◆ **TASK DIRECTIONS**:
Return the data below exactly as given, except for the images.

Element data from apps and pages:
* * *
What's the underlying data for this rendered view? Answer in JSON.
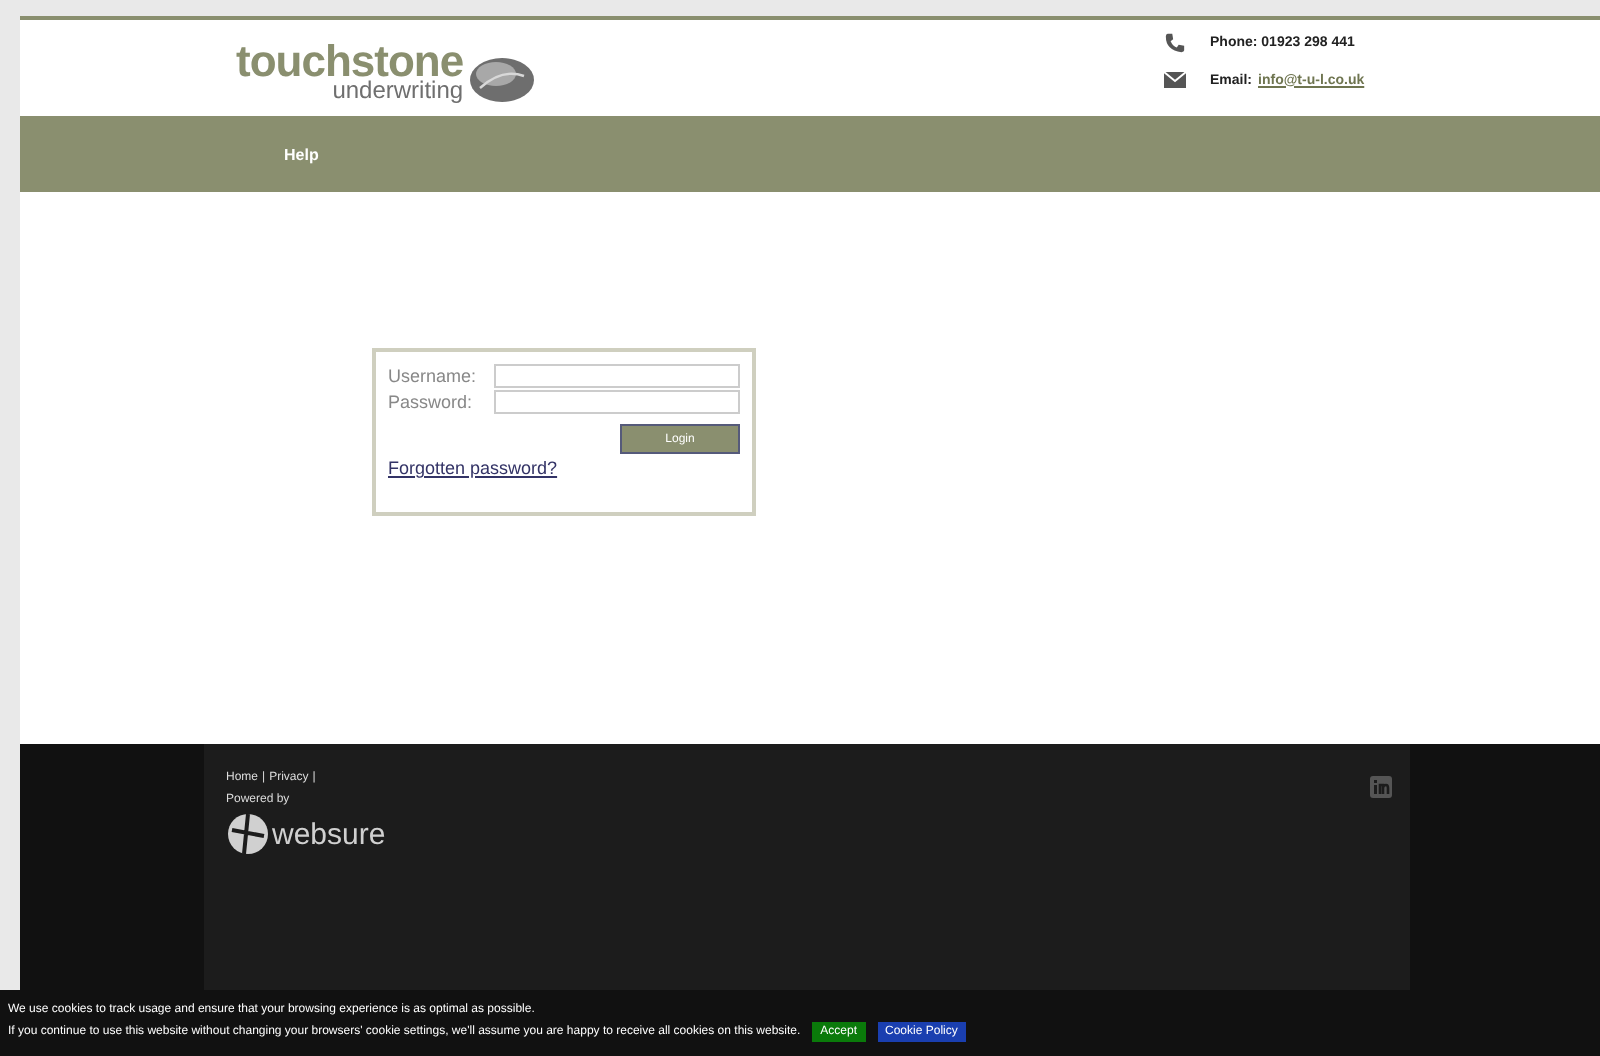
{
  "header": {
    "logo_main": "touchstone",
    "logo_sub": "underwriting",
    "phone": "Phone: 01923 298 441",
    "email_label": "Email:",
    "email": "info@t-u-l.co.uk"
  },
  "nav": [
    "Help"
  ],
  "login": {
    "username_label": "Username:",
    "password_label": "Password:",
    "button": "Login",
    "forgot": "Forgotten password?"
  },
  "footer": {
    "links": [
      {
        "label": "Home",
        "separator": "|"
      },
      {
        "label": "Privacy",
        "separator": "|"
      }
    ],
    "powered_by": "Powered by",
    "brand": "websure"
  },
  "cookie_bar": {
    "line1": "We use cookies to track usage and ensure that your browsing experience is as optimal as possible.",
    "line2": "If you continue to use this website without changing your browsers' cookie settings, we'll assume you are happy to receive all cookies on this website.",
    "accept": "Accept",
    "policy": "Cookie Policy"
  }
}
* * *
◆ **RESULT OF THE EXERCISE**:
What's the underlying data for this rendered view? Answer in JSON.
{
  "header": {
    "logo_main": "touchstone",
    "logo_sub": "underwriting",
    "phone": "Phone: 01923 298 441",
    "email_label": "Email:",
    "email": "info@t-u-l.co.uk"
  },
  "nav": [
    "Help"
  ],
  "login": {
    "username_label": "Username:",
    "password_label": "Password:",
    "button": "Login",
    "forgot": "Forgotten password?"
  },
  "footer": {
    "links": [
      {
        "label": "Home",
        "separator": "|"
      },
      {
        "label": "Privacy",
        "separator": "|"
      }
    ],
    "powered_by": "Powered by",
    "brand": "websure"
  },
  "cookie_bar": {
    "line1": "We use cookies to track usage and ensure that your browsing experience is as optimal as possible.",
    "line2": "If you continue to use this website without changing your browsers' cookie settings, we'll assume you are happy to receive all cookies on this website.",
    "accept": "Accept",
    "policy": "Cookie Policy"
  }
}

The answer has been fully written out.